Businesses operating in the country have decried the depreciation of the kwacha against major trading currencies, especially the dollar, saying it has burdened them with higher costs in a bid to keep afloat.
Malawi Confederation of Chambers of Commerce and Industry (MCCCI) president James Chimwaza said in an interview yesterday that the negative effect of the depreciation of the kwacha is that the currency’s volatility has left businesses struggling to remain afloat.
He said: “Bearing in mind that we are net importers, the depreciation of the kwacha is a painful experience that businesses are having to face.
“If we were producing, we would be competitive but this is not the case in our
country. The sad reality is that for as long as we keep on importing, we will suffer.”
However, Chimwaza was quick to point out that the time has come for businesses to take advantage of the weak kwacha if they are to remain afloat.
“The depreciation of the kwacha should be a wakeup call to the country. Businesses need to seize opportunities that are within the country. This is the time we can, for instance, properly package our tomatoes to sell outside the country and get better prices,” he said.
The kwacha was relatively stable for about four years, trading at K740 to a dollar until the second half of 2020 when it depreciated by 0.2 percent.
Since then, the kwacha has remained volatile to date with latest figures from the central bank showing it is trading at around K823.96 to a dollar.
Cumulatively, as of October 1, the kwacha depreciated against all currencies of major trading partners, in the process losing K30.77 in value against the dollar, K30.66 against the pound, K71.40 against the euro and K2.75 against the rand, Reserve Bank of Malawi (RBM) figures show.
Meanwhile, RBM figures show that the gross official forex reserves have since fallen from $604.50 million, which is an equivalent 2.42 months of import cover in August to $521.87 an equivalent of 2.09 months of import cover in September.
As a short-term measure to ease foreign exchange liquidity challenges, RBM in August announced the re-introduction of the mandatory sale of export proceeds.
Under the new provision, exporters are required to sell a minimum of 30 percent of their export proceeds to authorised dealer banks while retaining 70 percent of the proceeds in their foreign currency denominated accounts.
RBM Governor Wilson Banda earlier said the injection of part of proceeds into the system to provide liquidity is meant to help the bank improve the country’s foreign exchange reserves.

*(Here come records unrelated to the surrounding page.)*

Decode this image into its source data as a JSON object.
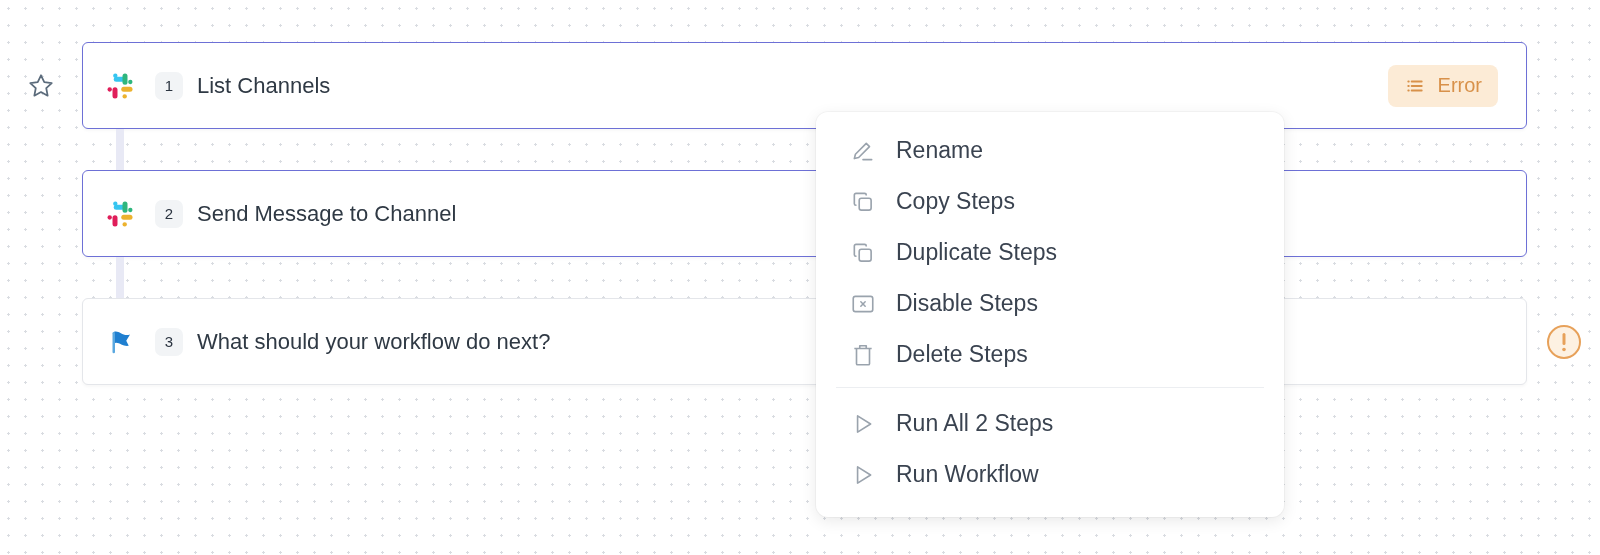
{
  "starred": false,
  "steps": [
    {
      "number": "1",
      "title": "List Channels",
      "kind": "app",
      "selected": true,
      "badge": {
        "label": "Error"
      },
      "warning": false
    },
    {
      "number": "2",
      "title": "Send Message to Channel",
      "kind": "app",
      "selected": true,
      "warning": false
    },
    {
      "number": "3",
      "title": "What should your workflow do next?",
      "kind": "trigger",
      "selected": false,
      "warning": true
    }
  ],
  "context_menu": {
    "groups": [
      [
        {
          "label": "Rename",
          "kind": "rename"
        },
        {
          "label": "Copy Steps",
          "kind": "copy"
        },
        {
          "label": "Duplicate Steps",
          "kind": "copy"
        },
        {
          "label": "Disable Steps",
          "kind": "disable"
        },
        {
          "label": "Delete Steps",
          "kind": "delete"
        }
      ],
      [
        {
          "label": "Run All 2 Steps",
          "kind": "run"
        },
        {
          "label": "Run Workflow",
          "kind": "run"
        }
      ]
    ]
  }
}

In the short-term, Banda said the central bank is also looking at arranging facilities with regional and international banks to provide the country with short liquidity in foreign currency.

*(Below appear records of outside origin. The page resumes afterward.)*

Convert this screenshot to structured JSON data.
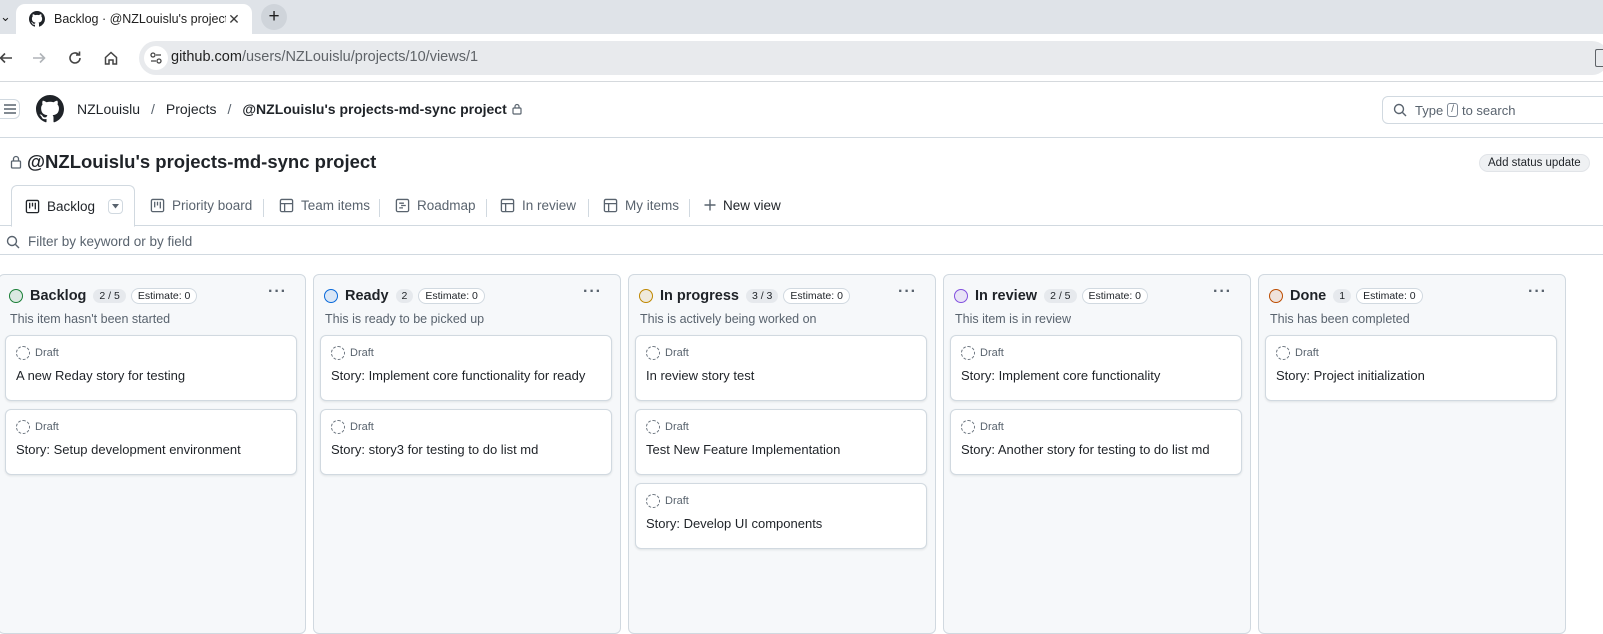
{
  "browser": {
    "tab_title": "Backlog · @NZLouislu's projects",
    "tab_close": "✕",
    "new_tab": "+",
    "url_host": "github.com",
    "url_path": "/users/NZLouislu/projects/10/views/1"
  },
  "header": {
    "breadcrumbs": [
      "NZLouislu",
      "Projects"
    ],
    "separator": "/",
    "current": "@NZLouislu's projects-md-sync project",
    "search_prefix": "Type",
    "search_key": "/",
    "search_suffix": "to search"
  },
  "project": {
    "title": "@NZLouislu's projects-md-sync project",
    "status_button": "Add status update"
  },
  "views": [
    {
      "label": "Backlog",
      "icon": "board-icon",
      "active": true
    },
    {
      "label": "Priority board",
      "icon": "board-icon"
    },
    {
      "label": "Team items",
      "icon": "table-icon"
    },
    {
      "label": "Roadmap",
      "icon": "roadmap-icon"
    },
    {
      "label": "In review",
      "icon": "table-icon"
    },
    {
      "label": "My items",
      "icon": "table-icon"
    },
    {
      "label": "New view",
      "icon": "plus-icon"
    }
  ],
  "filter": {
    "placeholder": "Filter by keyword or by field"
  },
  "columns": [
    {
      "name": "Backlog",
      "count": "2 / 5",
      "estimate": "Estimate: 0",
      "color": "#1a7f37",
      "description": "This item hasn't been started",
      "cards": [
        {
          "meta": "Draft",
          "title": "A new Reday story for testing"
        },
        {
          "meta": "Draft",
          "title": "Story: Setup development environment"
        }
      ]
    },
    {
      "name": "Ready",
      "count": "2",
      "estimate": "Estimate: 0",
      "color": "#0969da",
      "description": "This is ready to be picked up",
      "cards": [
        {
          "meta": "Draft",
          "title": "Story: Implement core functionality for ready"
        },
        {
          "meta": "Draft",
          "title": "Story: story3 for testing to do list md"
        }
      ]
    },
    {
      "name": "In progress",
      "count": "3 / 3",
      "estimate": "Estimate: 0",
      "color": "#bf8700",
      "description": "This is actively being worked on",
      "cards": [
        {
          "meta": "Draft",
          "title": "In review story test"
        },
        {
          "meta": "Draft",
          "title": "Test New Feature Implementation"
        },
        {
          "meta": "Draft",
          "title": "Story: Develop UI components"
        }
      ]
    },
    {
      "name": "In review",
      "count": "2 / 5",
      "estimate": "Estimate: 0",
      "color": "#8250df",
      "description": "This item is in review",
      "cards": [
        {
          "meta": "Draft",
          "title": "Story: Implement core functionality"
        },
        {
          "meta": "Draft",
          "title": "Story: Another story for testing to do list md"
        }
      ]
    },
    {
      "name": "Done",
      "count": "1",
      "estimate": "Estimate: 0",
      "color": "#bc4c00",
      "description": "This has been completed",
      "cards": [
        {
          "meta": "Draft",
          "title": "Story: Project initialization"
        }
      ]
    }
  ]
}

Last year, the kwacha depreciated by about 4.6 percent against the dollar